## Provided data
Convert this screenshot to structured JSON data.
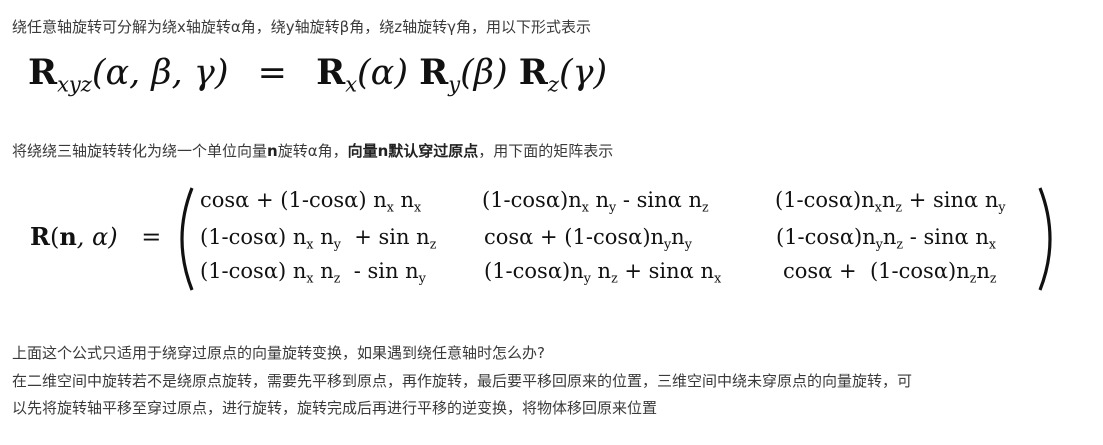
{
  "paragraphs": {
    "p1": "绕任意轴旋转可分解为绕x轴旋转α角，绕y轴旋转β角，绕z轴旋转γ角，用以下形式表示",
    "p2_a": "将绕绕三轴旋转转化为绕一个单位向量",
    "p2_n": "n",
    "p2_b": "旋转α角，",
    "p2_bold": "向量n默认穿过原点",
    "p2_c": "，用下面的矩阵表示",
    "p3": "上面这个公式只适用于绕穿过原点的向量旋转变换，如果遇到绕任意轴时怎么办?",
    "p4_line1": "在二维空间中旋转若不是绕原点旋转，需要先平移到原点，再作旋转，最后要平移回原来的位置，三维空间中绕未穿原点的向量旋转，可",
    "p4_line2": "以先将旋转轴平移至穿过原点，进行旋转，旋转完成后再进行平移的逆变换，将物体移回原来位置"
  },
  "formula1": {
    "lhs_R": "R",
    "lhs_sub": "xyz",
    "lhs_args": "(α, β, γ)",
    "eq": "=",
    "rx_R": "R",
    "rx_sub": "x",
    "rx_arg": "(α)",
    "ry_R": "R",
    "ry_sub": "y",
    "ry_arg": "(β)",
    "rz_R": "R",
    "rz_sub": "z",
    "rz_arg": "(γ)"
  },
  "formula2": {
    "lhs": "R(n, α)",
    "lhs_R": "R",
    "lhs_open": "(",
    "lhs_n": "n",
    "lhs_rest": ", α)",
    "eq": "="
  }
}
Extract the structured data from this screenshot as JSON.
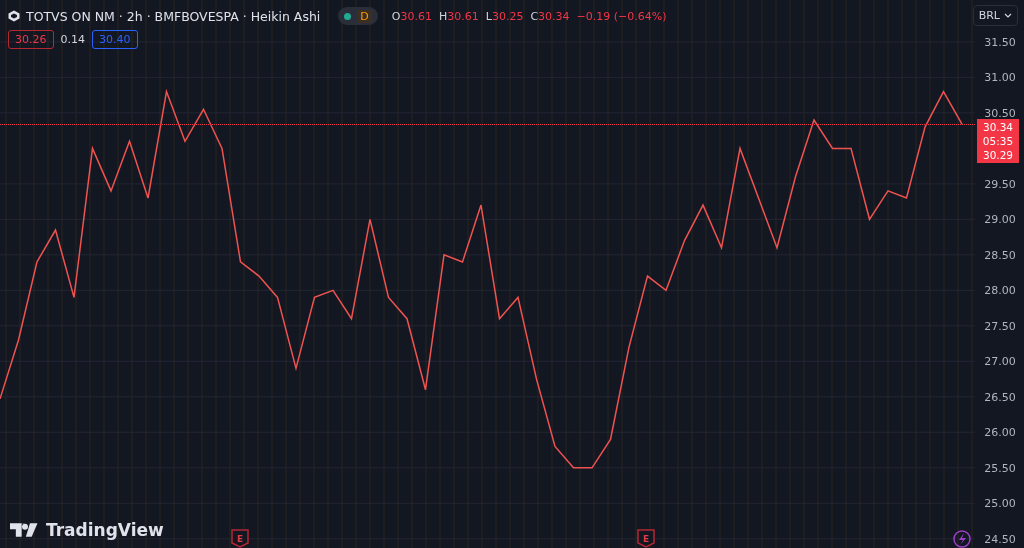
{
  "header": {
    "symbol": "TOTVS ON NM · 2h · BMFBOVESPA · Heikin Ashi",
    "market_badge": "D",
    "ohlc": [
      {
        "label": "O",
        "value": "30.61"
      },
      {
        "label": "H",
        "value": "30.61"
      },
      {
        "label": "L",
        "value": "30.25"
      },
      {
        "label": "C",
        "value": "30.34"
      }
    ],
    "change": "−0.19 (−0.64%)"
  },
  "quote": {
    "bid": "30.26",
    "spread": "0.14",
    "ask": "30.40"
  },
  "currency": "BRL",
  "price_label": {
    "price": "30.34",
    "countdown": "05:35",
    "previous": "30.29"
  },
  "chart_data": {
    "type": "line",
    "ylim": [
      24.37,
      32.09
    ],
    "grid": true,
    "yticks": [
      {
        "value": 31.5,
        "label": "31.50"
      },
      {
        "value": 31,
        "label": "31.00"
      },
      {
        "value": 30.5,
        "label": "30.50"
      },
      {
        "value": 29.5,
        "label": "29.50"
      },
      {
        "value": 29,
        "label": "29.00"
      },
      {
        "value": 28.5,
        "label": "28.50"
      },
      {
        "value": 28,
        "label": "28.00"
      },
      {
        "value": 27.5,
        "label": "27.50"
      },
      {
        "value": 27,
        "label": "27.00"
      },
      {
        "value": 26.5,
        "label": "26.50"
      },
      {
        "value": 26,
        "label": "26.00"
      },
      {
        "value": 25.5,
        "label": "25.50"
      },
      {
        "value": 25,
        "label": "25.00"
      },
      {
        "value": 24.5,
        "label": "24.50"
      }
    ],
    "series": [
      {
        "color": "#ef5350",
        "values": [
          26.47,
          27.3,
          28.4,
          28.85,
          27.9,
          30.0,
          29.4,
          30.1,
          29.3,
          30.8,
          30.1,
          30.55,
          30.0,
          28.4,
          28.2,
          27.9,
          26.9,
          27.9,
          28.0,
          27.6,
          29.0,
          27.9,
          27.6,
          26.6,
          28.5,
          28.4,
          29.2,
          27.6,
          27.9,
          26.75,
          25.8,
          25.5,
          25.5,
          25.9,
          27.2,
          28.2,
          28.0,
          28.7,
          29.2,
          28.6,
          30.0,
          29.3,
          28.6,
          29.6,
          30.4,
          30.0,
          30.0,
          29.0,
          29.4,
          29.3,
          30.3,
          30.8,
          30.34
        ]
      }
    ],
    "annotations": [
      {
        "text": "E"
      },
      {
        "text": "E"
      }
    ]
  },
  "logo": "TradingView"
}
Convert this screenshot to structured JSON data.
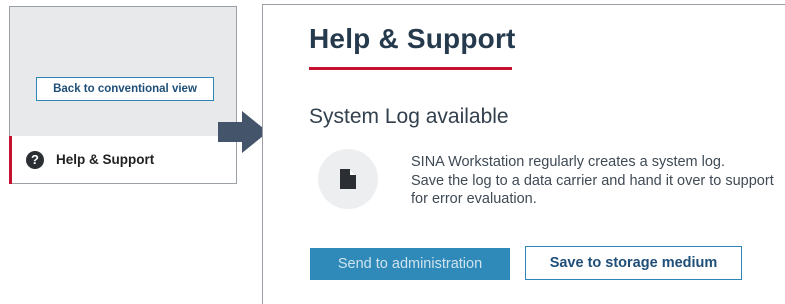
{
  "left_panel": {
    "back_button": "Back to conventional view",
    "help_item": {
      "icon": "question-circle-icon",
      "label": "Help & Support"
    }
  },
  "main": {
    "title": "Help & Support",
    "section_title": "System Log available",
    "doc_icon": "document-icon",
    "description_lines": [
      "SINA Workstation regularly creates a system log.",
      "Save the log to a data carrier and hand it over to support",
      "for error evaluation."
    ],
    "buttons": {
      "send": "Send to administration",
      "save": "Save to storage medium"
    }
  },
  "colors": {
    "accent_red": "#c41230",
    "primary_blue": "#2f8ab9",
    "arrow": "#44546a"
  }
}
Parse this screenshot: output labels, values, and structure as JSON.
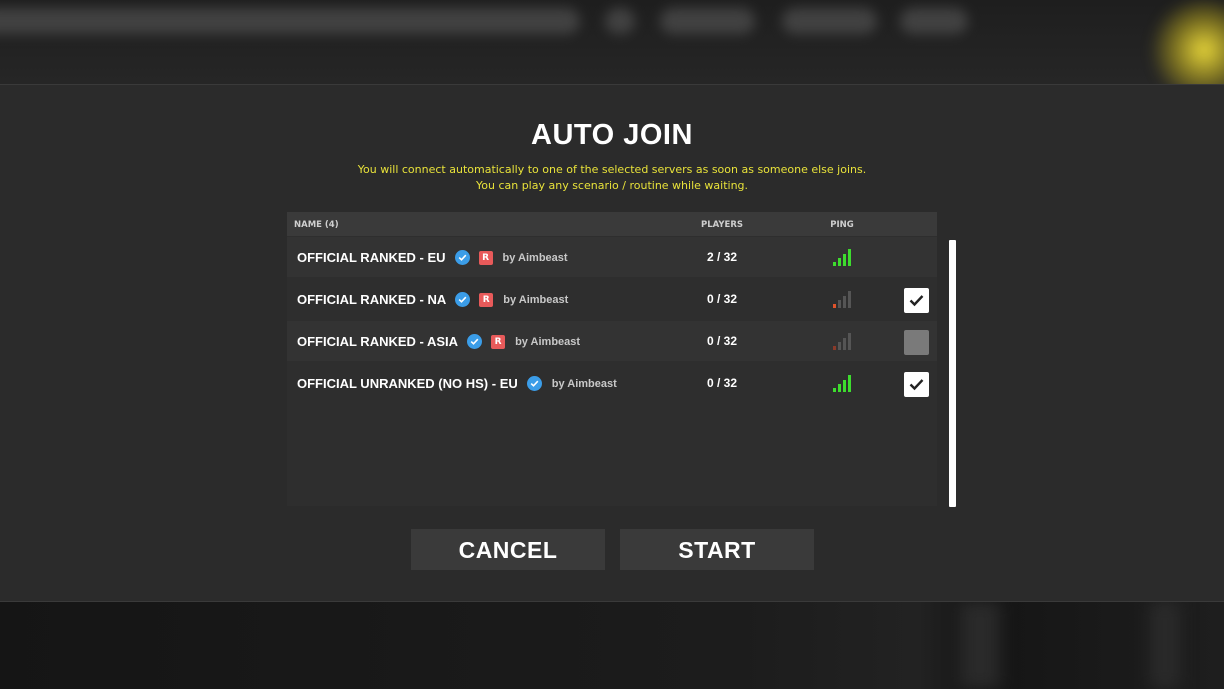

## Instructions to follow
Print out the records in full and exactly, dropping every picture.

## Solution
Convert this screenshot to structured JSON data.
{
  "paragraphs": {
    "p1": "绕任意轴旋转可分解为绕x轴旋转α角，绕y轴旋转β角，绕z轴旋转γ角，用以下形式表示",
    "p2_a": "将绕绕三轴旋转转化为绕一个单位向量",
    "p2_n": "n",
    "p2_b": "旋转α角，",
    "p2_bold": "向量n默认穿过原点",
    "p2_c": "，用下面的矩阵表示",
    "p3": "上面这个公式只适用于绕穿过原点的向量旋转变换，如果遇到绕任意轴时怎么办?",
    "p4_line1": "在二维空间中旋转若不是绕原点旋转，需要先平移到原点，再作旋转，最后要平移回原来的位置，三维空间中绕未穿原点的向量旋转，可",
    "p4_line2": "以先将旋转轴平移至穿过原点，进行旋转，旋转完成后再进行平移的逆变换，将物体移回原来位置"
  },
  "formula1": {
    "lhs_R": "R",
    "lhs_sub": "xyz",
    "lhs_args": "(α, β, γ)",
    "eq": "=",
    "rx_R": "R",
    "rx_sub": "x",
    "rx_arg": "(α)",
    "ry_R": "R",
    "ry_sub": "y",
    "ry_arg": "(β)",
    "rz_R": "R",
    "rz_sub": "z",
    "rz_arg": "(γ)"
  },
  "formula2": {
    "lhs": "R(n, α)",
    "lhs_R": "R",
    "lhs_open": "(",
    "lhs_n": "n",
    "lhs_rest": ", α)",
    "eq": "="
  }
}
Extract the structured data from this screenshot as JSON.
{
  "header": {
    "symbol": "TOTVS ON NM · 2h · BMFBOVESPA · Heikin Ashi",
    "market_badge": "D",
    "ohlc": [
      {
        "label": "O",
        "value": "30.61"
      },
      {
        "label": "H",
        "value": "30.61"
      },
      {
        "label": "L",
        "value": "30.25"
      },
      {
        "label": "C",
        "value": "30.34"
      }
    ],
    "change": "−0.19 (−0.64%)"
  },
  "quote": {
    "bid": "30.26",
    "spread": "0.14",
    "ask": "30.40"
  },
  "currency": "BRL",
  "price_label": {
    "price": "30.34",
    "countdown": "05:35",
    "previous": "30.29"
  },
  "chart_data": {
    "type": "line",
    "ylim": [
      24.37,
      32.09
    ],
    "grid": true,
    "yticks": [
      {
        "value": 31.5,
        "label": "31.50"
      },
      {
        "value": 31,
        "label": "31.00"
      },
      {
        "value": 30.5,
        "label": "30.50"
      },
      {
        "value": 29.5,
        "label": "29.50"
      },
      {
        "value": 29,
        "label": "29.00"
      },
      {
        "value": 28.5,
        "label": "28.50"
      },
      {
        "value": 28,
        "label": "28.00"
      },
      {
        "value": 27.5,
        "label": "27.50"
      },
      {
        "value": 27,
        "label": "27.00"
      },
      {
        "value": 26.5,
        "label": "26.50"
      },
      {
        "value": 26,
        "label": "26.00"
      },
      {
        "value": 25.5,
        "label": "25.50"
      },
      {
        "value": 25,
        "label": "25.00"
      },
      {
        "value": 24.5,
        "label": "24.50"
      }
    ],
    "series": [
      {
        "color": "#ef5350",
        "values": [
          26.47,
          27.3,
          28.4,
          28.85,
          27.9,
          30.0,
          29.4,
          30.1,
          29.3,
          30.8,
          30.1,
          30.55,
          30.0,
          28.4,
          28.2,
          27.9,
          26.9,
          27.9,
          28.0,
          27.6,
          29.0,
          27.9,
          27.6,
          26.6,
          28.5,
          28.4,
          29.2,
          27.6,
          27.9,
          26.75,
          25.8,
          25.5,
          25.5,
          25.9,
          27.2,
          28.2,
          28.0,
          28.7,
          29.2,
          28.6,
          30.0,
          29.3,
          28.6,
          29.6,
          30.4,
          30.0,
          30.0,
          29.0,
          29.4,
          29.3,
          30.3,
          30.8,
          30.34
        ]
      }
    ],
    "annotations": [
      {
        "text": "E"
      },
      {
        "text": "E"
      }
    ]
  },
  "logo": "TradingView"
}
Convert this screenshot to structured JSON data.
{
  "left_panel": {
    "back_button": "Back to conventional view",
    "help_item": {
      "icon": "question-circle-icon",
      "label": "Help & Support"
    }
  },
  "main": {
    "title": "Help & Support",
    "section_title": "System Log available",
    "doc_icon": "document-icon",
    "description_lines": [
      "SINA Workstation regularly creates a system log.",
      "Save the log to a data carrier and hand it over to support",
      "for error evaluation."
    ],
    "buttons": {
      "send": "Send to administration",
      "save": "Save to storage medium"
    }
  },
  "colors": {
    "accent_red": "#c41230",
    "primary_blue": "#2f8ab9",
    "arrow": "#44546a"
  }
}
Parse this screenshot: output labels, values, and structure as JSON.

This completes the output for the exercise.